Now that Slug's an underground hip-hop mack, however, Atmosphere concentrates almost exclusively on his adventures, or "travels," with women. On last year's God Loves Ugly, he almost seemed contemptuous of them, referring to one on the darkly sensuous "Modern Man's Hustle" as a "sexy little bitch." The new Seven's Travels, a compendium of encounters from his several international concert tours, finds him making peace with the opposite sex; it is more worldly than weary, lacking Lucy Ford's pathos and veiled anger. Maybe he realized, as he says on "Apple," that "just because you're an MC doesn't mean that you get to be an asshole."
As his musical partner and collaborator, Ant weaves together nice little loops for Slug to rap over. But he mostly stays in the shadows, mixing Slug's vocals high enough so the beat usually fades into the background. The duo's chemistry works best on numbers like "Gotta Lotta Walls" and "National Disgrace," full-fledged songs that are more than mere musical platforms for Slug's shaggy-dog punditry. Seven's Travels is their most consistent album, but it lacks a standout track on the scale of "The Abusing of the Rib" or "Nothing But Sunshine," to name two underground classics Slug has penned over the past several years. It simply floats along his trajectory, neither upsetting nor overwhelming his word flow.
Then again Slug is less super rapper than compelling personality. You don't listen to his music, judging each track carefully, as much as you listen to him as he converses with you; and you take it all in, from his amazing, dead-on observations to his callous, rambling tangents. If Seven's Travels is any indicator, he's relatively content and ready for that closeup major publications have been promising him ever since one of the Osbournes appeared on the cover of People magazine with an Atmosphere patch.
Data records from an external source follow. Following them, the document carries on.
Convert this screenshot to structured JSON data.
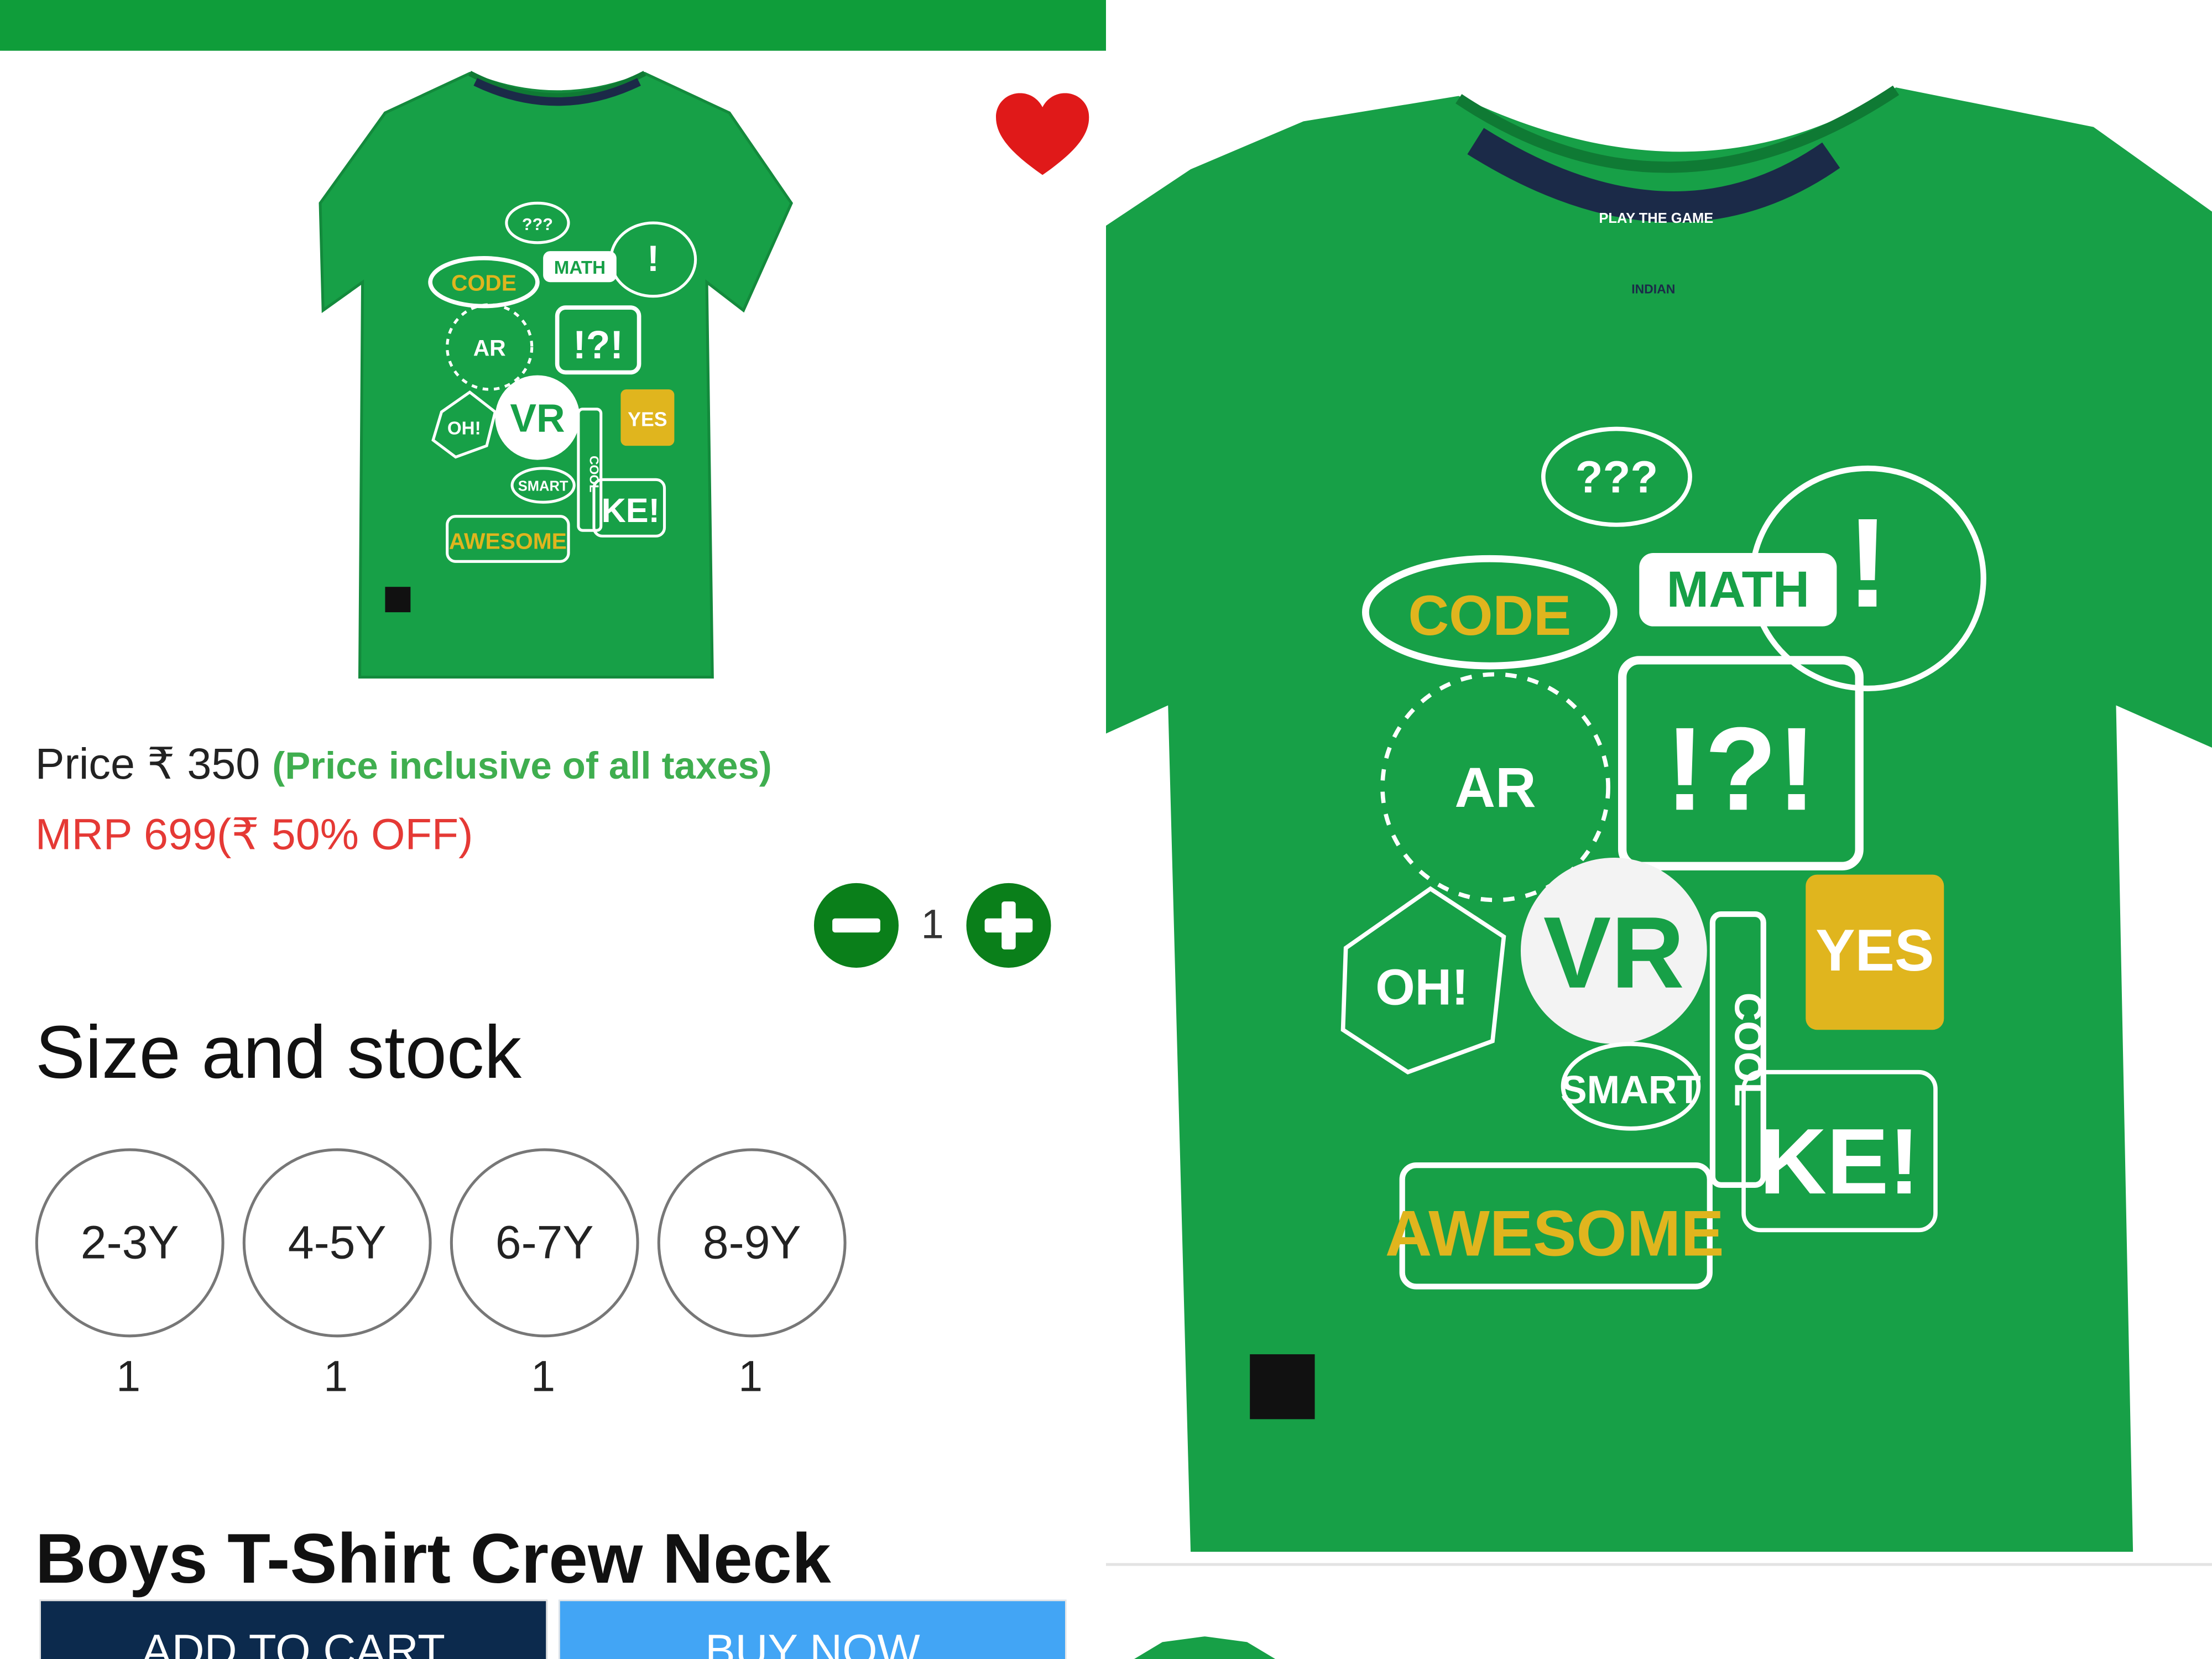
{
  "product": {
    "image_alt": "Green boys t-shirt with speech bubbles print",
    "print_words": [
      "???",
      "CODE",
      "MATH",
      "!",
      "AR",
      "!?!",
      "VR",
      "YES",
      "OH!",
      "SMART",
      "COOL",
      "KE!",
      "AWESOME"
    ],
    "collar_text": "PLAY THE GAME",
    "brand_mark": "INDIAN",
    "price_label": "Price",
    "currency_symbol": "₹",
    "price_value": "350",
    "price_note": "(Price inclusive of all taxes)",
    "mrp_text": "MRP 699(",
    "discount_text": "50% OFF)",
    "quantity": "1",
    "sizes_title": "Size and stock",
    "sizes": [
      {
        "label": "2-3Y",
        "stock": "1"
      },
      {
        "label": "4-5Y",
        "stock": "1"
      },
      {
        "label": "6-7Y",
        "stock": "1"
      },
      {
        "label": "8-9Y",
        "stock": "1"
      }
    ],
    "title": "Boys T-Shirt Crew Neck"
  },
  "actions": {
    "add_to_cart": "ADD TO CART",
    "buy_now": "BUY NOW"
  },
  "icons": {
    "wishlist": "heart-icon",
    "decrease": "minus-circle-icon",
    "increase": "plus-circle-icon"
  },
  "colors": {
    "appbar": "#0f9d3a",
    "shirt": "#17a047",
    "heart": "#e01919",
    "qty_buttons": "#0a7f1a",
    "price_note": "#3fae4f",
    "mrp": "#e53935",
    "add_to_cart_bg": "#0c2a4d",
    "buy_now_bg": "#42a5f5"
  }
}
Whether the world is ready for him or not is anyone's guess.